> [Data to process]
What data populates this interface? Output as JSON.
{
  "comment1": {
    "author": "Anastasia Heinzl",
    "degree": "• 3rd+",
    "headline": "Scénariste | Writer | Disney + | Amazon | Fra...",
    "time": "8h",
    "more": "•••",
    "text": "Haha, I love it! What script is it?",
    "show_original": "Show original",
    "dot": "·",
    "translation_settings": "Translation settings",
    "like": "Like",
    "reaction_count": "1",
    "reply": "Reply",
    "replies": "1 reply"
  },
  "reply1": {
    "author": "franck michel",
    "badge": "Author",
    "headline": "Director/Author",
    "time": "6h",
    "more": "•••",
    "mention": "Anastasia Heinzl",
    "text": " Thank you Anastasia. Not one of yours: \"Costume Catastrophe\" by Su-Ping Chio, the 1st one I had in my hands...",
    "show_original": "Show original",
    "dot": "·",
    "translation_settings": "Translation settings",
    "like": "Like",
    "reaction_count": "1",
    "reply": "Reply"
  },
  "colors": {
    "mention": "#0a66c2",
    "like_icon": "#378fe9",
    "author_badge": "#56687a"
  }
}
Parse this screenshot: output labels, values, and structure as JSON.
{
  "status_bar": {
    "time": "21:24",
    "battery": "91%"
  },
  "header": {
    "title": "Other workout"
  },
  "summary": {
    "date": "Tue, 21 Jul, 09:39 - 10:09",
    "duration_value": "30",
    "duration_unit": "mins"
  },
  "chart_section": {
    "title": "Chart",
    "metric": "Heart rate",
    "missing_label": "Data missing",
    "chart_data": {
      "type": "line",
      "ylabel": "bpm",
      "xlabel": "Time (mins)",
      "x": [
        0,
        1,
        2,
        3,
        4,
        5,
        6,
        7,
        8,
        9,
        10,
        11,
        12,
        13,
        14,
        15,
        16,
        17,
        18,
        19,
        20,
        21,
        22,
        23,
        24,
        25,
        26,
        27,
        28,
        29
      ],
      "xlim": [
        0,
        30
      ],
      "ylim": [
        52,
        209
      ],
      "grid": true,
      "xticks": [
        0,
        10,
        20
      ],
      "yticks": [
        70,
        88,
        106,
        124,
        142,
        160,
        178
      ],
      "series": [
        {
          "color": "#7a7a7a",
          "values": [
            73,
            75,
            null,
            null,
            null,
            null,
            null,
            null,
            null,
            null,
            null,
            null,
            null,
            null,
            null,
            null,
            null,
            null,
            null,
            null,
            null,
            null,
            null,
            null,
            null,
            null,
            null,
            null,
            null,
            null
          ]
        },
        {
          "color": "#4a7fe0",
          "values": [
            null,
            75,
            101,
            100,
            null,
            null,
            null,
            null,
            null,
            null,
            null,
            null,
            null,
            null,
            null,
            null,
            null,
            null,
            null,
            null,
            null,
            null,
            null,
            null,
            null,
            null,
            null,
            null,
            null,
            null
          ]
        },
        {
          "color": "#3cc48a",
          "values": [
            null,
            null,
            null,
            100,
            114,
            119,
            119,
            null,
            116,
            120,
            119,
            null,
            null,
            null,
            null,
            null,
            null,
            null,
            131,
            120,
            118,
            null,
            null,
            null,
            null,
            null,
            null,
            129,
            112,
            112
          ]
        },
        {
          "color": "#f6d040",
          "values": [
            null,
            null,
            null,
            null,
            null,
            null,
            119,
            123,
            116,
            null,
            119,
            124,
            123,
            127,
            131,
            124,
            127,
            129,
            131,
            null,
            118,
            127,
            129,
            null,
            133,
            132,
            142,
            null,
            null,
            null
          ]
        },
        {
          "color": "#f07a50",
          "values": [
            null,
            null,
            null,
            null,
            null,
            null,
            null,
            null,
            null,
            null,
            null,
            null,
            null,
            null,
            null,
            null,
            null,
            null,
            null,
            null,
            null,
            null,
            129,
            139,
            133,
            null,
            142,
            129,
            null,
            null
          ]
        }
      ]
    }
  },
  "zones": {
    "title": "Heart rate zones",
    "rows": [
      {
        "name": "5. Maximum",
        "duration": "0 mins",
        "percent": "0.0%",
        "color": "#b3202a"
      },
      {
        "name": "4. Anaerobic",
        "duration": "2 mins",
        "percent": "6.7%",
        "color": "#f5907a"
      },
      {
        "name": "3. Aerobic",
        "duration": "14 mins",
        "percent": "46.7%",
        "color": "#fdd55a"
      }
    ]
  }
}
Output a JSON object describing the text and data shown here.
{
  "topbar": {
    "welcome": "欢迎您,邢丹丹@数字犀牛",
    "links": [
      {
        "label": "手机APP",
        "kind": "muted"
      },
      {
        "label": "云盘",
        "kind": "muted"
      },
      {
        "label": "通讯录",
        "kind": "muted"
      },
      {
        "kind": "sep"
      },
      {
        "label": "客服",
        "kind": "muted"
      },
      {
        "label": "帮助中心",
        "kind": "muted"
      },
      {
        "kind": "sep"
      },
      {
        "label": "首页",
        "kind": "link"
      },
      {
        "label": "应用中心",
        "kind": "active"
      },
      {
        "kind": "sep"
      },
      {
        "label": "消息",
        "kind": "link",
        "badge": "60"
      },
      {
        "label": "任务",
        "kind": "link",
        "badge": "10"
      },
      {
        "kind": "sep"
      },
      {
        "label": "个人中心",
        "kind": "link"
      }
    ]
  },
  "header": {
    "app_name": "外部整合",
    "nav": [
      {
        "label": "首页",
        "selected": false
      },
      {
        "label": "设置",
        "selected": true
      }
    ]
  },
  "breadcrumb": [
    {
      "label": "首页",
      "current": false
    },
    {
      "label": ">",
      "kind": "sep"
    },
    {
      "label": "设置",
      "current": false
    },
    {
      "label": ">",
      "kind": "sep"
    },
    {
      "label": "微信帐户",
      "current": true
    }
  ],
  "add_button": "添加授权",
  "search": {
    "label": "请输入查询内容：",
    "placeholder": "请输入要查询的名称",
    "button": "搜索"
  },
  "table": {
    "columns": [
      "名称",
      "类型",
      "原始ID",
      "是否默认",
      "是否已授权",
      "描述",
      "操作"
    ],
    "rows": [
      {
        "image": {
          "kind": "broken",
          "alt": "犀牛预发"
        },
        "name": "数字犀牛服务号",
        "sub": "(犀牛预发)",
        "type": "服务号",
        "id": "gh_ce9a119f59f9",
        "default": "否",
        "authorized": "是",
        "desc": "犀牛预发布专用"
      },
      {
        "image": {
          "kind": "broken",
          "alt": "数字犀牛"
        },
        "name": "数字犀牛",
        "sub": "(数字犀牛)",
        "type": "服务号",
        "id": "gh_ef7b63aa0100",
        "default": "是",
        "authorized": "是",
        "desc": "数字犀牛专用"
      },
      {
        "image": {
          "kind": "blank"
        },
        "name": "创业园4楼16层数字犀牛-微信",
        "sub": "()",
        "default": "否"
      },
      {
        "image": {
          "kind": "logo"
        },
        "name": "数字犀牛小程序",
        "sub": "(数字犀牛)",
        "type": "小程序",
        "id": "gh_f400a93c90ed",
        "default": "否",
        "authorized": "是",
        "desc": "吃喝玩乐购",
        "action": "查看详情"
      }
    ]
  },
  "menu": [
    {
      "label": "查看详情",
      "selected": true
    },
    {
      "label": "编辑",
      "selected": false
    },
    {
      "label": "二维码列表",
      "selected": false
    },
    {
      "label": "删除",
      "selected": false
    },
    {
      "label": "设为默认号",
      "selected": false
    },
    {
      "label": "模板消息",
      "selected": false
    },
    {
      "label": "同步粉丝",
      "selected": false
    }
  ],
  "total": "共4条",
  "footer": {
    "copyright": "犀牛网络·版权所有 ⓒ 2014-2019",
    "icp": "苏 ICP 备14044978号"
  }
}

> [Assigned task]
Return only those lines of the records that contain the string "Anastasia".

> [Task result]
    "author": "Anastasia Heinzl",
    "mention": "Anastasia Heinzl",
    "text": " Thank you Anastasia. Not one of yours: \"Costume Catastrophe\" by Su-Ping Chio, the 1st one I had in my hands...",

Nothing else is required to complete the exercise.